==== EXTRACTED DATA ====

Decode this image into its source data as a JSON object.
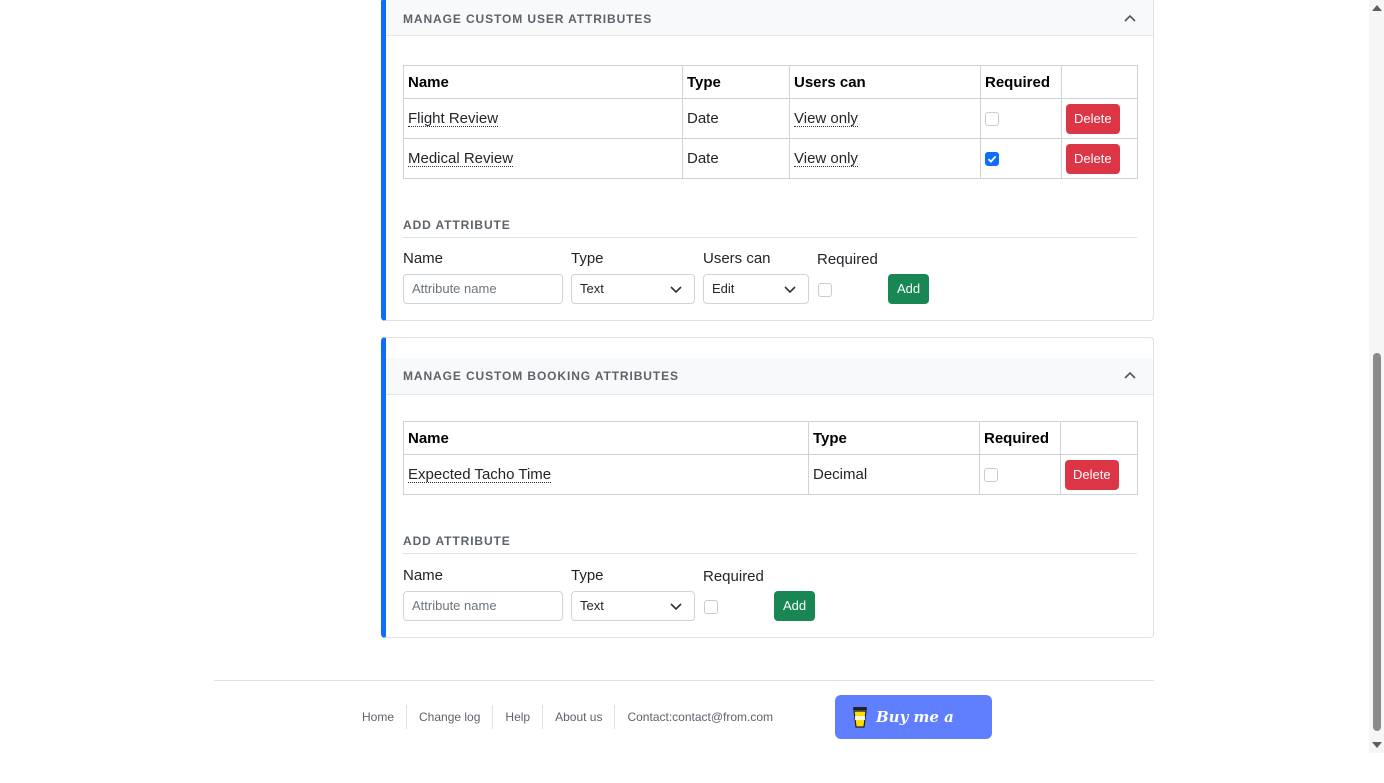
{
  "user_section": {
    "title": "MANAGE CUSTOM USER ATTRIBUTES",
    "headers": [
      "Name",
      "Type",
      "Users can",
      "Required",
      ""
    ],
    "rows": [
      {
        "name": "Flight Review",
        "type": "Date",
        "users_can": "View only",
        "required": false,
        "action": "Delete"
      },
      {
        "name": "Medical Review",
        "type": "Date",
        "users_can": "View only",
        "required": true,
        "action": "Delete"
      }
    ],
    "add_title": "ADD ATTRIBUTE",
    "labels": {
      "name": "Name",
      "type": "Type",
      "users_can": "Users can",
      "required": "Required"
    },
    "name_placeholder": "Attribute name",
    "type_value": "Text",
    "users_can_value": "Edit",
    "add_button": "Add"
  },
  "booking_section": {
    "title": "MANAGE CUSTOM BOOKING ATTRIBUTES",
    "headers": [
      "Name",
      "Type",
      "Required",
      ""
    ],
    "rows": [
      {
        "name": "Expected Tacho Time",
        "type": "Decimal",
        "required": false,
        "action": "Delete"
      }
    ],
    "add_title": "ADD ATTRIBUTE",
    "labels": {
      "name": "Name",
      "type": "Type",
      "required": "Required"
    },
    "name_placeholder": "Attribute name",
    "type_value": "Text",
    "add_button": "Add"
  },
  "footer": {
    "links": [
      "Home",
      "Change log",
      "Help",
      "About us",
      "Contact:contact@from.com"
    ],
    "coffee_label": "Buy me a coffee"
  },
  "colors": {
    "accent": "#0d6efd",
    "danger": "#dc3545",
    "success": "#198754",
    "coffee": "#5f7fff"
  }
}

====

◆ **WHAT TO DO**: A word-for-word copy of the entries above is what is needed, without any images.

◆ **ANSWER TO THE PROBLEM**:
Decode this image into its source data as a JSON object.
{
  "user_section": {
    "title": "MANAGE CUSTOM USER ATTRIBUTES",
    "headers": [
      "Name",
      "Type",
      "Users can",
      "Required",
      ""
    ],
    "rows": [
      {
        "name": "Flight Review",
        "type": "Date",
        "users_can": "View only",
        "required": false,
        "action": "Delete"
      },
      {
        "name": "Medical Review",
        "type": "Date",
        "users_can": "View only",
        "required": true,
        "action": "Delete"
      }
    ],
    "add_title": "ADD ATTRIBUTE",
    "labels": {
      "name": "Name",
      "type": "Type",
      "users_can": "Users can",
      "required": "Required"
    },
    "name_placeholder": "Attribute name",
    "type_value": "Text",
    "users_can_value": "Edit",
    "add_button": "Add"
  },
  "booking_section": {
    "title": "MANAGE CUSTOM BOOKING ATTRIBUTES",
    "headers": [
      "Name",
      "Type",
      "Required",
      ""
    ],
    "rows": [
      {
        "name": "Expected Tacho Time",
        "type": "Decimal",
        "required": false,
        "action": "Delete"
      }
    ],
    "add_title": "ADD ATTRIBUTE",
    "labels": {
      "name": "Name",
      "type": "Type",
      "required": "Required"
    },
    "name_placeholder": "Attribute name",
    "type_value": "Text",
    "add_button": "Add"
  },
  "footer": {
    "links": [
      "Home",
      "Change log",
      "Help",
      "About us",
      "Contact:contact@from.com"
    ],
    "coffee_label": "Buy me a coffee"
  },
  "colors": {
    "accent": "#0d6efd",
    "danger": "#dc3545",
    "success": "#198754",
    "coffee": "#5f7fff"
  }
}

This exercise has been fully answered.